Daily Archives: February 20, 2012

AAAS recognizes the work of Speaking of Research members

On Friday two of our number, David Jentsch and Dario Ringach, travelled to Vancouver to join their UCLA colleague Edythe London in receiving the prestigious Scientific Freedom and Responsibility Award from the American Association for the Advancement of Science (AAAS). The AAAS is the world’s largest general scientific society, with over 125,000 members, and the Scientific Freedom and Responsibility Award “honors scientists and engineers whose exemplary actions, often taken at significant personal cost, have served to foster scientific freedom and responsibility”. Recent recipients including the climate scientist James Hansen, NCSE director and defender of science education Eugenie Scott, and epidemiologist and public health expert David Michaels.

Both Dario and David have been long time SR committee members, writing numerous articles for the website on the importance of animals in research, the importance of researchers speaking up, and the dangers of animal rights extremism.

Both scientists are at the heart of the Pro-Test for Science, the movement which stood up to extremists at UCLa in 2009. Around 800 staff, students and members of the public followed Ringach and Jentsch’s lead as they marched through the streets of Los Angeles in support of lifesaving medical research. Well over 10,000 people followed their example by signing the Pro-Test Petition (supported by Pro-Test for Science, Americans for Medical Progress and Speaking of Research) in support of well regulated biomedical research on animals.
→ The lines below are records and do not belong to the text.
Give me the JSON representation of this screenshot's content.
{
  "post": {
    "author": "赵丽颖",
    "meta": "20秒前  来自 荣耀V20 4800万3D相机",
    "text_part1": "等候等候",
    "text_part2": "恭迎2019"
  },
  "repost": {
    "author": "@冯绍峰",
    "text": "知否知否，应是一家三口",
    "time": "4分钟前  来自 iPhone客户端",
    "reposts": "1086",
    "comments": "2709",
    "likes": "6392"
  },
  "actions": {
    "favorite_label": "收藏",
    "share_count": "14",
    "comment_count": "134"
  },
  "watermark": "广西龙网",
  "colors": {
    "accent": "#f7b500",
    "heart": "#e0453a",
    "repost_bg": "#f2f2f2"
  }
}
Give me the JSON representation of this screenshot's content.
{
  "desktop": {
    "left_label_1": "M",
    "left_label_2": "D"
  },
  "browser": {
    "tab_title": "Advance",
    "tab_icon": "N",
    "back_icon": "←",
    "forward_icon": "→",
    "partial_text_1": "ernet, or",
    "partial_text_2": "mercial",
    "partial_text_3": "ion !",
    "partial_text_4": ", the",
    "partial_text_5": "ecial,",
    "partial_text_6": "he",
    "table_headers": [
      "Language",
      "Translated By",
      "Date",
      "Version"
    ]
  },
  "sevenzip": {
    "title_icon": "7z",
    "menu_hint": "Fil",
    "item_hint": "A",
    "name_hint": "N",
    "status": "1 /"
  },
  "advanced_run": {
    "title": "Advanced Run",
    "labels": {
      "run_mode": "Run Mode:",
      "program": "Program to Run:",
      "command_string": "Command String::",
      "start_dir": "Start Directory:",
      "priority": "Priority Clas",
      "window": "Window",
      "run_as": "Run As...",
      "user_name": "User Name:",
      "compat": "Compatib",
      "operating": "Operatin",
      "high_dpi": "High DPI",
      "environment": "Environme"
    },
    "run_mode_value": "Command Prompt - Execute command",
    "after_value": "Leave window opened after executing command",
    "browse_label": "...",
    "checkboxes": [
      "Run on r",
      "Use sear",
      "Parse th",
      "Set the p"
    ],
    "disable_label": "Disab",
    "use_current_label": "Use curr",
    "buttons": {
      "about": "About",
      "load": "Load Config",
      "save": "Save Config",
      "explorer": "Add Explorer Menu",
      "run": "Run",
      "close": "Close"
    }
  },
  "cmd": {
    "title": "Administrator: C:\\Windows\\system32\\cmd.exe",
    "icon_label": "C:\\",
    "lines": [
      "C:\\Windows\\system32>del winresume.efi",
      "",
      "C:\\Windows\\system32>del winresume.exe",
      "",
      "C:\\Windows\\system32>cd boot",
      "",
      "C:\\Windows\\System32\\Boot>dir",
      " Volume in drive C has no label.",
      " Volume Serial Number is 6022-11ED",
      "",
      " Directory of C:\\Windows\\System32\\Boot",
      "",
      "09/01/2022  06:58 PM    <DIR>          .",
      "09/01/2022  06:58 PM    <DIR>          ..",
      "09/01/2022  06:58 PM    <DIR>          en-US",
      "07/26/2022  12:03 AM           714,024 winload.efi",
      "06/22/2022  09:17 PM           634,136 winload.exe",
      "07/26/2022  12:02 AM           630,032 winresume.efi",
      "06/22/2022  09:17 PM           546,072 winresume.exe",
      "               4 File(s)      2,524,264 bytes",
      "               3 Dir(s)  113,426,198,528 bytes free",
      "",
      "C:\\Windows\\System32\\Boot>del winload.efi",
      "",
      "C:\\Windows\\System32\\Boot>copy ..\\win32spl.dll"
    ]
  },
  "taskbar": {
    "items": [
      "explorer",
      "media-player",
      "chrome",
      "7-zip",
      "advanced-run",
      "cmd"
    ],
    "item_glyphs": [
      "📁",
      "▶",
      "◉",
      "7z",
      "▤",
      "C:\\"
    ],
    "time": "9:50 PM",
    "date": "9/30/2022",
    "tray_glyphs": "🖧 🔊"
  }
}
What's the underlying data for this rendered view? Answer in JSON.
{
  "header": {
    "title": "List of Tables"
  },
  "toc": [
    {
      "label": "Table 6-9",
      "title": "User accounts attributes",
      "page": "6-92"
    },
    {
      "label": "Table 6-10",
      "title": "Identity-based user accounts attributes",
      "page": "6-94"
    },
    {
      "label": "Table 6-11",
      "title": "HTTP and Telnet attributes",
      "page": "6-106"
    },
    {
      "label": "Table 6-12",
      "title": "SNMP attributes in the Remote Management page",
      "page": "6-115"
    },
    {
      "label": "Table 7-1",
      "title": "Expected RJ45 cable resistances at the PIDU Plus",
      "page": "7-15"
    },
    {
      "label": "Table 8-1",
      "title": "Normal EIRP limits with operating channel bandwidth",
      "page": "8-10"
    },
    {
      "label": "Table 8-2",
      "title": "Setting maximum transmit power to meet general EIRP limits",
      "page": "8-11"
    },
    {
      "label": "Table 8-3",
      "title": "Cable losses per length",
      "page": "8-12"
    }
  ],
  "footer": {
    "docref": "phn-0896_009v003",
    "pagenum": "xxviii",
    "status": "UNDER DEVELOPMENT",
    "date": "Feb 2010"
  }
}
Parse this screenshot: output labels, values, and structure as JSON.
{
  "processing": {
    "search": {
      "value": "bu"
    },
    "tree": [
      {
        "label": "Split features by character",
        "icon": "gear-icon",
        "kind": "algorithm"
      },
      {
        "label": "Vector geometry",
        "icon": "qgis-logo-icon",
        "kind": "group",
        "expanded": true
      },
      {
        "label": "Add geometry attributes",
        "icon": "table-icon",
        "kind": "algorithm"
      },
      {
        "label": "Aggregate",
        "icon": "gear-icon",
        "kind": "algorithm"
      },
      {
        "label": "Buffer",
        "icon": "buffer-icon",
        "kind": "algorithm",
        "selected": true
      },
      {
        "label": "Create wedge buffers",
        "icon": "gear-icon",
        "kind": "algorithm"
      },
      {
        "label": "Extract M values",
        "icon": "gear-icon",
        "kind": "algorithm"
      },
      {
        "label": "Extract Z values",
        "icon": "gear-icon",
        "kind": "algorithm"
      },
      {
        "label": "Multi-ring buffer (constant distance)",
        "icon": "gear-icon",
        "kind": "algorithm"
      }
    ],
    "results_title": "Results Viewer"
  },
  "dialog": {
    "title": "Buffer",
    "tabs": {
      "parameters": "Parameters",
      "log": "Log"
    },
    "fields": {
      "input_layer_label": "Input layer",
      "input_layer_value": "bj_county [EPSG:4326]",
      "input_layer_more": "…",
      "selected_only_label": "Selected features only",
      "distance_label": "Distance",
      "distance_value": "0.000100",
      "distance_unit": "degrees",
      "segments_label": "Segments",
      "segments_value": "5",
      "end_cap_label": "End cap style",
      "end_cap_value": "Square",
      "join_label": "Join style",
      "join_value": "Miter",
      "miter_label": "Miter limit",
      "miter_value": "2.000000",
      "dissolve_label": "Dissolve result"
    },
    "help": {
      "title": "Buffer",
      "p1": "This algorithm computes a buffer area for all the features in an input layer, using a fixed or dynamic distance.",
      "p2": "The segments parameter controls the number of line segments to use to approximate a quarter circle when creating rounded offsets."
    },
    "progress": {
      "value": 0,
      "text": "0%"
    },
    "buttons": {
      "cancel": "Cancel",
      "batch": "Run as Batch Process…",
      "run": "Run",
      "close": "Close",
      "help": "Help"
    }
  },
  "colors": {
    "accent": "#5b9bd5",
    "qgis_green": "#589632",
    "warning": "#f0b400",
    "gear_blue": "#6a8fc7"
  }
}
Edythe London has also been at the forefront of the battle to explain the role of animal testing in the development of modern medicine. In November 2007, she wrote a Op-Ed in the Los Angeles Times to explain “Why I use animals in my research”. This excellent article was a brave and important stand for a researcher who had previously been targeted by animal rights extremists.

Animal studies allow us to test potential treatments without confounding factors, such as prior drug use and other experiences that complicate human studies. Even more important, they allow us to test possibly life-saving treatments before they are considered safe to test in humans. Our animal studies address the effects of chronic drug use on brain functions, such as decision-making and self-control, that are impaired in human addicts. We are also testing potential treatments, and all of our studies comply with federal laws designed to ensure humane care.

The AAAS made this award to Dario, David and Edythe in recognition of:

 “their rare courage, their strong defense of the importance of the use of animals in research, and their refusal to remain silent in the face of intimidation from animal rights extremists.”

While noting that:

“AAAS has consistently supported the responsible use of animals in research, testing and education. A 1990 statement of the AAAS Board and Council noted, for instance, that “the use of animals has been and continues to be essential not only in applied research with direct clinical applications in humans and animals, but also in research that furthers the understanding of biological processes.”

With this award the largest scientific organisation in the U.S. reiterates its unequivocal support for the responsible use of animals in biomedical research, and emphasises the increasing need for both scientists and professional organisations to engage the public in both scientific and ethical issues of great importance to our society.

We at Speaking of Research are grateful for the contribution which all three scientists have made to advance the public understanding of this controversial area of science – and we congratulate them for their accomplishments.

Regards

Tom Holder